Wall Street Journal
Big-bank CEOs still make plenty of dough but the job's not as lucrative as it used to be. Pay for the top bananas at the five largest Wall Street firms "remained well below pre-crisis levels" at a collective $92.5 million last year, the paper reports, down 47% from pooled earnings of $173.6 million in 2006. Meanwhile, the average bank employee's paycheck reached a new high of $148,740 last year. "The dichotomy shows that CEOs are bearing a significant amount of the regulatory and shareholder backlash that has hit Wall Street since the financial crisis, while rank-and-file employees that survived rounds of layoffs have seen their paychecks recover," according to the paper. These numbers hold increased significance in light of a forthcoming Securities and Exchange Commission rule that will require public companies to disclose the pay differential between CEOs and the average employee.

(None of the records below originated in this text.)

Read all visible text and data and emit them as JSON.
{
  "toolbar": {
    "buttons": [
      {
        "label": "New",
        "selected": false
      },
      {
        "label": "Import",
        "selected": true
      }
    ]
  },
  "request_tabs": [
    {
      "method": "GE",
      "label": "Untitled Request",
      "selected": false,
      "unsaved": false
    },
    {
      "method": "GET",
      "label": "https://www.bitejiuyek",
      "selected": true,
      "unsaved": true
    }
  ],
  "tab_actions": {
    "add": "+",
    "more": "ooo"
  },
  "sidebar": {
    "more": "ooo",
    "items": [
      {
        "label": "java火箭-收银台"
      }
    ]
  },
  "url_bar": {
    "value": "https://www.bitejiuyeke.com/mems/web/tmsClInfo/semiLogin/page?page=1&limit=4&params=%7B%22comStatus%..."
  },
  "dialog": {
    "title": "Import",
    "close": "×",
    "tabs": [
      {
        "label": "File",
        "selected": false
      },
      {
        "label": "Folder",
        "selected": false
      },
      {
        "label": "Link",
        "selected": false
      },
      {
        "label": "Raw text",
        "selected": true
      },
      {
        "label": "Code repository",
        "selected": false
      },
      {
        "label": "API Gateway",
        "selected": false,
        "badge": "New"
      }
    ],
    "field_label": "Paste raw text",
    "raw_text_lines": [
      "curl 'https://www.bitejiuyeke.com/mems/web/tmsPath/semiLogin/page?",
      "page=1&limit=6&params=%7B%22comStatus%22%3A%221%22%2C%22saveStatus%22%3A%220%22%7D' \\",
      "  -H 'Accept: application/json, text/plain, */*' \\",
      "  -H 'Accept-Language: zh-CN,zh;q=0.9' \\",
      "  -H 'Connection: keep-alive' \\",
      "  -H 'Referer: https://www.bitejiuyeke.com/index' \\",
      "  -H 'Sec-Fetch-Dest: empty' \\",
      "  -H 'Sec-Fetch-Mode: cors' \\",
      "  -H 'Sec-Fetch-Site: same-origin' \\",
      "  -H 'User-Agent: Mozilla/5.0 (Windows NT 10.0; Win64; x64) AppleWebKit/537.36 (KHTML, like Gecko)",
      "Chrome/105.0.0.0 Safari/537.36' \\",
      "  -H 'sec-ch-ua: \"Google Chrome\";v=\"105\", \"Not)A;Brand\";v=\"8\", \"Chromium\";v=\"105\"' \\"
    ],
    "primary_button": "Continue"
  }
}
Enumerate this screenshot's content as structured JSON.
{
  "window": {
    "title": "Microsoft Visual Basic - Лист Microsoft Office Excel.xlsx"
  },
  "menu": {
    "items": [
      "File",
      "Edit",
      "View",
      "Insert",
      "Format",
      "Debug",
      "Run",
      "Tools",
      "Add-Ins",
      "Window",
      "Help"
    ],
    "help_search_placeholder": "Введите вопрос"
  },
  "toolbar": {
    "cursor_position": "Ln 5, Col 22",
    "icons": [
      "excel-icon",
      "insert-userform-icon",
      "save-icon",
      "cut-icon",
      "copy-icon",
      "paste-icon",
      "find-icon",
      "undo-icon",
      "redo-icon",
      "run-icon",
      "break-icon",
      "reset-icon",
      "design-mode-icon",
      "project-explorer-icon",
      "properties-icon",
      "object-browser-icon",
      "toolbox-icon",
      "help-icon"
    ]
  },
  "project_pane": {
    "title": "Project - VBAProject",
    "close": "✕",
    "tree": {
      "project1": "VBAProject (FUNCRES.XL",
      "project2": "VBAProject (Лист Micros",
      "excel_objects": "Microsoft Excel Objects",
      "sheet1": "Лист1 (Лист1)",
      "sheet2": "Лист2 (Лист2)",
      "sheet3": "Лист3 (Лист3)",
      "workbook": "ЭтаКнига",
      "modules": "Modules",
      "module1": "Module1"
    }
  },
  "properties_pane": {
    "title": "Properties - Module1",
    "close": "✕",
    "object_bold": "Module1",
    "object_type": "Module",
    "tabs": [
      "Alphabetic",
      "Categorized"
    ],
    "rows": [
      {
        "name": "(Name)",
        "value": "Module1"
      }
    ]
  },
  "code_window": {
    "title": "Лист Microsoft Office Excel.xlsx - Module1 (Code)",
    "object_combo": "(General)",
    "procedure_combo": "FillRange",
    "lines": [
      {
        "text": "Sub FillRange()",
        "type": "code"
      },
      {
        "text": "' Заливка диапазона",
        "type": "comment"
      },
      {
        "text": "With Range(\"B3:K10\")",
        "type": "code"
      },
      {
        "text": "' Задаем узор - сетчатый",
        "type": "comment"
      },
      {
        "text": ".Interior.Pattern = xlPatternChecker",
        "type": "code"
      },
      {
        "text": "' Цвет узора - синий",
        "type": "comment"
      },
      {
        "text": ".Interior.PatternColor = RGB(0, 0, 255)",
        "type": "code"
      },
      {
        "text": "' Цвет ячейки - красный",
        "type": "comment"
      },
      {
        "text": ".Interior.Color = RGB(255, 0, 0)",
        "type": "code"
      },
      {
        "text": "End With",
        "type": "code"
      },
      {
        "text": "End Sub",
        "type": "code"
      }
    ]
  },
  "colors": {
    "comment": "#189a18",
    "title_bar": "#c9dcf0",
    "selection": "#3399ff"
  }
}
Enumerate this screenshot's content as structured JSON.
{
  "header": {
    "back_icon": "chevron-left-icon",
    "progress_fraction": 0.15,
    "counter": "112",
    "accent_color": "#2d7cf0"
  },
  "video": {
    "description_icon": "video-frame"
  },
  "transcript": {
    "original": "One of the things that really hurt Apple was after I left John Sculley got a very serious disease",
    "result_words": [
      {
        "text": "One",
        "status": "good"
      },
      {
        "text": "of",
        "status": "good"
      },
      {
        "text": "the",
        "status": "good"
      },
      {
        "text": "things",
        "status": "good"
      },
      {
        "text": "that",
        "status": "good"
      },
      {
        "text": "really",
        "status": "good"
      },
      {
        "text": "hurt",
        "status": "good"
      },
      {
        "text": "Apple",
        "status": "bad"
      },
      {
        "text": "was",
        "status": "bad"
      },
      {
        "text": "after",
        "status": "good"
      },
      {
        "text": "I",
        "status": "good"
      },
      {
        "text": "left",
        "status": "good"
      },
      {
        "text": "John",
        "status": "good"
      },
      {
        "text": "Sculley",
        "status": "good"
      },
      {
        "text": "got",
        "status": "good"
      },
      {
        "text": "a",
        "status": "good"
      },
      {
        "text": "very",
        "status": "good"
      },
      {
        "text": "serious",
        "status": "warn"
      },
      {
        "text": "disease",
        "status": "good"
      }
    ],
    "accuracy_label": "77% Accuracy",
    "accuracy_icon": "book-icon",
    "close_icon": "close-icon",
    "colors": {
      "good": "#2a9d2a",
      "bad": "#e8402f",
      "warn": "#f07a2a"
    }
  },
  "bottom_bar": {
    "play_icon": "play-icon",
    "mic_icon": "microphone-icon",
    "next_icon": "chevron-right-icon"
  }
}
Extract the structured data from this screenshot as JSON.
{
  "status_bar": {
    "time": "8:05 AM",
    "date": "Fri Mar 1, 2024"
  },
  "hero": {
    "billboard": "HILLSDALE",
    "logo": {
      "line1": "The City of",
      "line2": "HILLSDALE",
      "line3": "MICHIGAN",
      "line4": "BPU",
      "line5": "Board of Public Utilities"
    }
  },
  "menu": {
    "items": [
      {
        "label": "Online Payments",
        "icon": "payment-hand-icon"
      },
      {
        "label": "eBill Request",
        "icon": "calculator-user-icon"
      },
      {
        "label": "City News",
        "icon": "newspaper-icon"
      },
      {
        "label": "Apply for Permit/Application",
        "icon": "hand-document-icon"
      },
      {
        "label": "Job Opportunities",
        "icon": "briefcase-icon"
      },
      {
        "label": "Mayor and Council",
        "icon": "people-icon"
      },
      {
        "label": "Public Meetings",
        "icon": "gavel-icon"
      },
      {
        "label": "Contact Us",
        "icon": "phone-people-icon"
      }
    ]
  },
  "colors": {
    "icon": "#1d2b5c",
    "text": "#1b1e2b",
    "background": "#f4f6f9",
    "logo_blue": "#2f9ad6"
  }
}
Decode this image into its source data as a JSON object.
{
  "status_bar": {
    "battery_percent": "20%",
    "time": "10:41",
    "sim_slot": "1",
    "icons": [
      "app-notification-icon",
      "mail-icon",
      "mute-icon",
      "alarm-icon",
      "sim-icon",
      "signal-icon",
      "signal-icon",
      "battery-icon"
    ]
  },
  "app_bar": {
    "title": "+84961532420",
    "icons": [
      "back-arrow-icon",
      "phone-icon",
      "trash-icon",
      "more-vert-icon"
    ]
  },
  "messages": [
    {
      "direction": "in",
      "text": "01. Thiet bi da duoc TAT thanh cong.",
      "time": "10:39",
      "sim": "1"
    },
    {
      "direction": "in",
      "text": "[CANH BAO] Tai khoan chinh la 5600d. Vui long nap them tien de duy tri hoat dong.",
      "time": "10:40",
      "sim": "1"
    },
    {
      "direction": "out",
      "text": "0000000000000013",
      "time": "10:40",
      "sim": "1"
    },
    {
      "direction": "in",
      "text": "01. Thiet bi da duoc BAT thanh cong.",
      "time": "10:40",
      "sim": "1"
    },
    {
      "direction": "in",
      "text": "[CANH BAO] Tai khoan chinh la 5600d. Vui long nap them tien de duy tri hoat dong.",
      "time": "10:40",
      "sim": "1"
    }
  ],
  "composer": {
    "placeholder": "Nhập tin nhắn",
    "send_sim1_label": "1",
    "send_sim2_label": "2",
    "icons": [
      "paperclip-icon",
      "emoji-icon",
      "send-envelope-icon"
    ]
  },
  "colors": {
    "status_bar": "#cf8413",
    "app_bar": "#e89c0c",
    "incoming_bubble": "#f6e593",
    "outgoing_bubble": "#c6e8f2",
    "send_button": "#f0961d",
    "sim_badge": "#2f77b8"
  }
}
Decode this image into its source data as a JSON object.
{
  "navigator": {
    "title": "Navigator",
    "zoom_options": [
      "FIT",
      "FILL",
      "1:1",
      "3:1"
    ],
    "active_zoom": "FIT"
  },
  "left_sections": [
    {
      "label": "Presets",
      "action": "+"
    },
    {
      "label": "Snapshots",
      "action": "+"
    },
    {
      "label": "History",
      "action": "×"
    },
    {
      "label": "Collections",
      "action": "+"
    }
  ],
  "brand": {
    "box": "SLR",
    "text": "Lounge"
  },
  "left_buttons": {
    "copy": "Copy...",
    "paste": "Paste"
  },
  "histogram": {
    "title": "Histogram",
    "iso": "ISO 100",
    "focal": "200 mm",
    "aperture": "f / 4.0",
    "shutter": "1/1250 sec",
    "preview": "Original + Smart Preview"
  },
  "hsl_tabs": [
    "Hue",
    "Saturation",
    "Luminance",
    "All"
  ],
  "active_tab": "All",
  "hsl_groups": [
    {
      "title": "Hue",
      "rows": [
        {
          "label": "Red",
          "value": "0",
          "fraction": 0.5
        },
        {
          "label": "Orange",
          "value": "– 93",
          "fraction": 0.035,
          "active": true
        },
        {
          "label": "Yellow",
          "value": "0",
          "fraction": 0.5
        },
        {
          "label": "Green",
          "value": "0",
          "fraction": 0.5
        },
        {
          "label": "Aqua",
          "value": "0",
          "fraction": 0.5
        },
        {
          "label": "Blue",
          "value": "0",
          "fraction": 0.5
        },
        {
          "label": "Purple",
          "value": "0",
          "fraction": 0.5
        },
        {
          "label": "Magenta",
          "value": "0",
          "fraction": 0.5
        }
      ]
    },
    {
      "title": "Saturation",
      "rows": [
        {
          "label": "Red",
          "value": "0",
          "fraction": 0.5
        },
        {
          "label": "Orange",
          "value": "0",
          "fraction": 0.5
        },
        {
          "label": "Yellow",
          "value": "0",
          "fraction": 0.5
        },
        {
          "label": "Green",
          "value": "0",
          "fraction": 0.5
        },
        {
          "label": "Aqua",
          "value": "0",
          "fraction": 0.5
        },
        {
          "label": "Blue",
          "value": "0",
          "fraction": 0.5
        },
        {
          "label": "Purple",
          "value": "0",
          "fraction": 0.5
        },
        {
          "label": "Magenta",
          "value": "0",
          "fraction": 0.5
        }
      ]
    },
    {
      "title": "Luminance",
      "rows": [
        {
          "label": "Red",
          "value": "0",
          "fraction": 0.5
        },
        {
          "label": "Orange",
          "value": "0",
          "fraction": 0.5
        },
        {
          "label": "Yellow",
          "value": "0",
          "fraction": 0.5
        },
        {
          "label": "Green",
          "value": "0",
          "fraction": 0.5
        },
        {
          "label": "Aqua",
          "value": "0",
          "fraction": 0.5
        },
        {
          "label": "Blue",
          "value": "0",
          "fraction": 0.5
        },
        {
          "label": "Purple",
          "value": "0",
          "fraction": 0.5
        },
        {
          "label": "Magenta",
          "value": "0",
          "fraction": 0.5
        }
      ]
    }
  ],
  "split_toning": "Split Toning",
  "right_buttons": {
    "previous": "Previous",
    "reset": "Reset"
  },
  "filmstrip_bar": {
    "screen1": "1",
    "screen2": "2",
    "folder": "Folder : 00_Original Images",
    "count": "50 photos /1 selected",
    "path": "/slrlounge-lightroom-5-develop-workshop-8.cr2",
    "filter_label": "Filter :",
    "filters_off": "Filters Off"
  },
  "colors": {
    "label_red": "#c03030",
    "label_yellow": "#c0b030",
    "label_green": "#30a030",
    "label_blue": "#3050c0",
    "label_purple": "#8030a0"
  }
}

The boards of the country's largest banks may have to put shareholder interests on the back burner in order to appease regulators who want directors to take more responsibility for compliance and risk management, according to John Carney of "Heard on the Street." Carney points out that improved risk monitoring should work to the benefit of shareholders in the long run, but that may be tough for investors to remember in the face of disappointing returns. Commenter George Powell seems to prove his point: "Any more of a back seat, and the stockholders will be riding on the rear bumper," he writes. "I'm not investing in the big banks anymore."
New York Times
Congress should broaden the penalties the Securities and Exchange Commission can seek against financial firms, according to Gretchen Morgenson's latest column. She says this would enable the SEC to do a better job of protecting investors. Right now, the law requires the SEC to base the amount of its penalties on the financial gain experienced by the alleged wrongdoer, as opposed to the losses suffered by investors as a result of the firm's misdeeds. Morgenson suggests this policy lets firms off easy. "Isn't it time to ensure that when the S.E.C. comes knocking, the fine fits the crime?"
How can rabbinical studies shed light on the world of Wall Street? There may be no one more qualified to answer that question than Donald Meltzer, a former co-head of global M&A at Credit Suisse who left investment banking in 2010 and became a scholar at New York University's Tikvah Center for Law and Jewish Civilization. Now Meltzer is returning to the fold at Dutch cooperative bank Rabobank, but not without wisdom gleaned from his research. "In the Jewish moral code, there is a sense of limit, there is a certain amount of gain and a certain amount of profit that is appropriate, but there comes a point where what is good for the community as a whole is the overarching principle," he tells the paper. "What I found is on Wall Street, there is no limit on what the appropriate profit is. The objective is: The more profit, the better."